▸ ACTIVITY
Only a single number is expected: how many lines of the data hold the word "cites".

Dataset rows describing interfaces

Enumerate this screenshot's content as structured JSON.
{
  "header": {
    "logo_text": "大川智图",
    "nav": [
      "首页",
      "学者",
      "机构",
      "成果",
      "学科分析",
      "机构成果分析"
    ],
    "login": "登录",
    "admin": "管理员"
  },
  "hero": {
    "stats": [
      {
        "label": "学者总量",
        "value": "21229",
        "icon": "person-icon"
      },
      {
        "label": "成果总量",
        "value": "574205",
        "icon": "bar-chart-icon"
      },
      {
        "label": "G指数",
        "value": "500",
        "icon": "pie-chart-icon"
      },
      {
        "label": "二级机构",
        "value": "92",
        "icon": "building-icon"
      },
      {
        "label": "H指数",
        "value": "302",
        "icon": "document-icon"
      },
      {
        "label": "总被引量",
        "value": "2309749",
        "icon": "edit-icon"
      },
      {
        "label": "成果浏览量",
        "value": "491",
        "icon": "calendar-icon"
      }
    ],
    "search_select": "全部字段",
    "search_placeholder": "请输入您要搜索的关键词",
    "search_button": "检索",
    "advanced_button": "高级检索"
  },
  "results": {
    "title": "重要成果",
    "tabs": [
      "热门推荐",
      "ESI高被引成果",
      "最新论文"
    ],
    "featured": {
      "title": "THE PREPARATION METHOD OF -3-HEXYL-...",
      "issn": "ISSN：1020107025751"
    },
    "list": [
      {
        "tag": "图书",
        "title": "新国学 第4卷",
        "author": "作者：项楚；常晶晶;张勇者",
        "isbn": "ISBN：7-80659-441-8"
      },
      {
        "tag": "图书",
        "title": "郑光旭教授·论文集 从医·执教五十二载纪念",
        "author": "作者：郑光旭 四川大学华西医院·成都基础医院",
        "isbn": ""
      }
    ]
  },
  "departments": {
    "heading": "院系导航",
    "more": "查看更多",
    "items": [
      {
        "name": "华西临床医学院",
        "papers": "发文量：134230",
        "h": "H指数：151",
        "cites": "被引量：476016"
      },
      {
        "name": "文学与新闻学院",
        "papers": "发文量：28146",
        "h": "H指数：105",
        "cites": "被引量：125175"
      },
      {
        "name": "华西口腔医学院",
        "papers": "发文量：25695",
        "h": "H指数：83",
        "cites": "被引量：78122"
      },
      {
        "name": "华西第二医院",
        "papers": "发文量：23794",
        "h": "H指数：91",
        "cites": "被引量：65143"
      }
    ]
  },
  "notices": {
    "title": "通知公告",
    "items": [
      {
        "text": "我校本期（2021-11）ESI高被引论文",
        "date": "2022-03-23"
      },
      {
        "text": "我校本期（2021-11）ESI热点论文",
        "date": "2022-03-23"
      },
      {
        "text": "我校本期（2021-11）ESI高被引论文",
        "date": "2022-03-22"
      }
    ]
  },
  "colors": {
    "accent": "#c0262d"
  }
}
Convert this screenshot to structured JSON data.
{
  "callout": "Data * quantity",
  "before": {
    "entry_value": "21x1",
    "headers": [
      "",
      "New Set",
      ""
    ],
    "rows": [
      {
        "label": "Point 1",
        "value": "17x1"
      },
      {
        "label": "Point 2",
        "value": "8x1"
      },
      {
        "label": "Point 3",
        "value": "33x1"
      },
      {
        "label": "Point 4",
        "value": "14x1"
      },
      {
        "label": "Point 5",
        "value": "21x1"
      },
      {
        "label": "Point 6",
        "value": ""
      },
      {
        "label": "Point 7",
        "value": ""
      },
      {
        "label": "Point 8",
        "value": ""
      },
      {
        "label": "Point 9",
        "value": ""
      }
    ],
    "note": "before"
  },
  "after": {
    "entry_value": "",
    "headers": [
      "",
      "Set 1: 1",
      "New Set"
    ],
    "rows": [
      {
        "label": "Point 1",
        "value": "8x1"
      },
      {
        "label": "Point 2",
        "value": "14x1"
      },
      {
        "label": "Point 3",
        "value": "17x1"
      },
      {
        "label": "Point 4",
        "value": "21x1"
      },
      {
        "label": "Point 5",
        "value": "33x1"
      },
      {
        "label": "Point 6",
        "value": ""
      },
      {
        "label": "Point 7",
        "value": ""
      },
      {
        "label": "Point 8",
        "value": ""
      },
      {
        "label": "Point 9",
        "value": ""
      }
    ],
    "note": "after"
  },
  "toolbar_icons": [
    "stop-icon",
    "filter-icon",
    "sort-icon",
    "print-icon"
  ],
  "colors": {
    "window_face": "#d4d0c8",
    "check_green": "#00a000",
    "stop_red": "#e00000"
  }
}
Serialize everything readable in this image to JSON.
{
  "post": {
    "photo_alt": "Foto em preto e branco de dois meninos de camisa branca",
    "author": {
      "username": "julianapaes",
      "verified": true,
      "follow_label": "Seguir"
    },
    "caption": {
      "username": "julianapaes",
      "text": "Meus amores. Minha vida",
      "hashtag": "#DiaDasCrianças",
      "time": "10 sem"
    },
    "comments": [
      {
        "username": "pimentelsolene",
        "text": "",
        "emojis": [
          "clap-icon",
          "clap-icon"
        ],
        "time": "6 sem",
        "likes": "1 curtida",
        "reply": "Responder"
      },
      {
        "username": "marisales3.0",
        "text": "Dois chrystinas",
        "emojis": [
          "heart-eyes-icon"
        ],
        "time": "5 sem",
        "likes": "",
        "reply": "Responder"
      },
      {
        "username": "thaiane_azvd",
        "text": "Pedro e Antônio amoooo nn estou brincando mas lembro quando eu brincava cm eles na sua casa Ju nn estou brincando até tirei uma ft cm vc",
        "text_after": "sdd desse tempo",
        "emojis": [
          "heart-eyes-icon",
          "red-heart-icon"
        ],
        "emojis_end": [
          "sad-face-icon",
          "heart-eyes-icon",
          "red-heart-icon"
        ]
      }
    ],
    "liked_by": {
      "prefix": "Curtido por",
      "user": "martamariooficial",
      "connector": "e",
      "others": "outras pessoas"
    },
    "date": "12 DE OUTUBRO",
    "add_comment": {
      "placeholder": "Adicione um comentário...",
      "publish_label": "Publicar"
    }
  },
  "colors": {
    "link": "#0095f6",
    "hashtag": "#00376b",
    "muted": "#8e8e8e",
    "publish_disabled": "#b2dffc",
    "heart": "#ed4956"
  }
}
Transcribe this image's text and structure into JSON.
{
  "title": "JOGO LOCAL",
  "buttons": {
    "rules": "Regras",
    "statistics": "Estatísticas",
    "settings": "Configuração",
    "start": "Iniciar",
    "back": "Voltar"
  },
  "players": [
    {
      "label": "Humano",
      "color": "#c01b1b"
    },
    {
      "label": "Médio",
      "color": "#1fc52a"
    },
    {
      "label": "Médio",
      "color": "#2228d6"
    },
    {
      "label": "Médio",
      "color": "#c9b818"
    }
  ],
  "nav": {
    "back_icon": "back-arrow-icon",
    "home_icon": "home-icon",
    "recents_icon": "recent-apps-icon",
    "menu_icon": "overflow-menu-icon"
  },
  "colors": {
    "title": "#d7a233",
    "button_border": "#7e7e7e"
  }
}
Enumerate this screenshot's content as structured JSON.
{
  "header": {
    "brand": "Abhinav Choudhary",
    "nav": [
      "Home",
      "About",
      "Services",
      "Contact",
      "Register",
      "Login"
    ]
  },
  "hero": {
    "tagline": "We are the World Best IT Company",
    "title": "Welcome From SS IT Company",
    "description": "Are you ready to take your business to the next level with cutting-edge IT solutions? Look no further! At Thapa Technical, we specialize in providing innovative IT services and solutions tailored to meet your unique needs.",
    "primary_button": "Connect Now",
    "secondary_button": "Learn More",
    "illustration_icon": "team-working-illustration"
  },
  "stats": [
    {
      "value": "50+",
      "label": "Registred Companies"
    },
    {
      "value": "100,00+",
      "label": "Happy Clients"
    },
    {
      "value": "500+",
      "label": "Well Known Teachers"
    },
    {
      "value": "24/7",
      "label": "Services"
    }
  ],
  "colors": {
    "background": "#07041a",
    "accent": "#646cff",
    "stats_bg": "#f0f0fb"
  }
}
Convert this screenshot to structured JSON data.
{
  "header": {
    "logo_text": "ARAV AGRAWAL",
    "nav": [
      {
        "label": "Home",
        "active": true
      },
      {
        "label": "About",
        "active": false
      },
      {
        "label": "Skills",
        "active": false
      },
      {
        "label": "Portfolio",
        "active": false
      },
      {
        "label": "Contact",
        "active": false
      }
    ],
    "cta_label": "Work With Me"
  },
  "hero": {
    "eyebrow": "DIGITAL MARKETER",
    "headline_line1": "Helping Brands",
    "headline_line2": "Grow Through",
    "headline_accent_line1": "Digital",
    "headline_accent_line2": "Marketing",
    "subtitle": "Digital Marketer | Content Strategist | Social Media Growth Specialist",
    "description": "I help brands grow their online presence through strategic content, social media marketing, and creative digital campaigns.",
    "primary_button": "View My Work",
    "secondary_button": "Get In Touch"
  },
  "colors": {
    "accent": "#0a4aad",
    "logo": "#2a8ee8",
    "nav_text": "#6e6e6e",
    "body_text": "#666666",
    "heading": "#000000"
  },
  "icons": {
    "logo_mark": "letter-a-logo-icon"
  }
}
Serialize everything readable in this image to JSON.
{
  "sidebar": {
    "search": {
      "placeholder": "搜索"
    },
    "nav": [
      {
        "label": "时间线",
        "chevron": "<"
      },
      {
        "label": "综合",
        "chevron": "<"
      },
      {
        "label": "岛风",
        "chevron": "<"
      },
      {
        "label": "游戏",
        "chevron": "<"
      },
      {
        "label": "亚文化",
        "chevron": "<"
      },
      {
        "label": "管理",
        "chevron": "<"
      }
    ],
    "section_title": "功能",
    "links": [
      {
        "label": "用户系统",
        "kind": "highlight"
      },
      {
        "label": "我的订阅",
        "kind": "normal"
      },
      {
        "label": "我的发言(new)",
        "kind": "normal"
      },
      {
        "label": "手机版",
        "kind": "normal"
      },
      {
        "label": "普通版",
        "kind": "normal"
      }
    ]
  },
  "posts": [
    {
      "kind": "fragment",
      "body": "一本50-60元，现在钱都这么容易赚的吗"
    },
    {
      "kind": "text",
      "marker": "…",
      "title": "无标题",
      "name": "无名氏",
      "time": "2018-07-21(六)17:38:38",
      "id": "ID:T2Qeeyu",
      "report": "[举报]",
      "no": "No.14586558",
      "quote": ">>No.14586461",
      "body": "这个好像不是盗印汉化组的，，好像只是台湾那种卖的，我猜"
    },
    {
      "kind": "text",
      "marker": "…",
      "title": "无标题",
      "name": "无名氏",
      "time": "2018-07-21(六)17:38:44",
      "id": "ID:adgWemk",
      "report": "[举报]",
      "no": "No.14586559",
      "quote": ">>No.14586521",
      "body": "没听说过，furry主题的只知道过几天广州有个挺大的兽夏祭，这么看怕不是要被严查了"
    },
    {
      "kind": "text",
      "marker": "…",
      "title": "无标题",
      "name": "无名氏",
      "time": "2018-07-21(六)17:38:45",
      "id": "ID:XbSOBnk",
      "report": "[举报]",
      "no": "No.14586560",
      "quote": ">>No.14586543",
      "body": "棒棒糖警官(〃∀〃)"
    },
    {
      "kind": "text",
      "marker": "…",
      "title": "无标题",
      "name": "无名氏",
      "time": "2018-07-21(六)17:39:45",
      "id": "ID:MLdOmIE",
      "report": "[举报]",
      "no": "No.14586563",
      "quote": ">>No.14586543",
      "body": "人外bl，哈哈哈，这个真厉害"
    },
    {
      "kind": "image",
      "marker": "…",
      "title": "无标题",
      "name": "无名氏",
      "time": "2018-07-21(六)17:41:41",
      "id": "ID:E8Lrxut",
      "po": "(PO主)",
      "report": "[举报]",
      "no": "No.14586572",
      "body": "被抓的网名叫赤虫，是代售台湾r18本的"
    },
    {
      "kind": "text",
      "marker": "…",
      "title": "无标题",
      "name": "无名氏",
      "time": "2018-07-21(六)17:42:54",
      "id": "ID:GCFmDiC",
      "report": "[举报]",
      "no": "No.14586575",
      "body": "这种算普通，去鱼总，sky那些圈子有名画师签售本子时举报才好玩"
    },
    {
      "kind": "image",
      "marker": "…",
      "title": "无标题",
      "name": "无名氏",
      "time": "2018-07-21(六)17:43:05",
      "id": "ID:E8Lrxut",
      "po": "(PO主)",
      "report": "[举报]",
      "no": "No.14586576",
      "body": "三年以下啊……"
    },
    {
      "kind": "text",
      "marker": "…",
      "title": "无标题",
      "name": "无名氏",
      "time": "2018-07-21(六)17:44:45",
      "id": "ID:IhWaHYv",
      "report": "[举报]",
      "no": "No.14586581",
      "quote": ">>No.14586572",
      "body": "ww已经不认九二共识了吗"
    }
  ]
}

▸ EXERCISE RESULT
4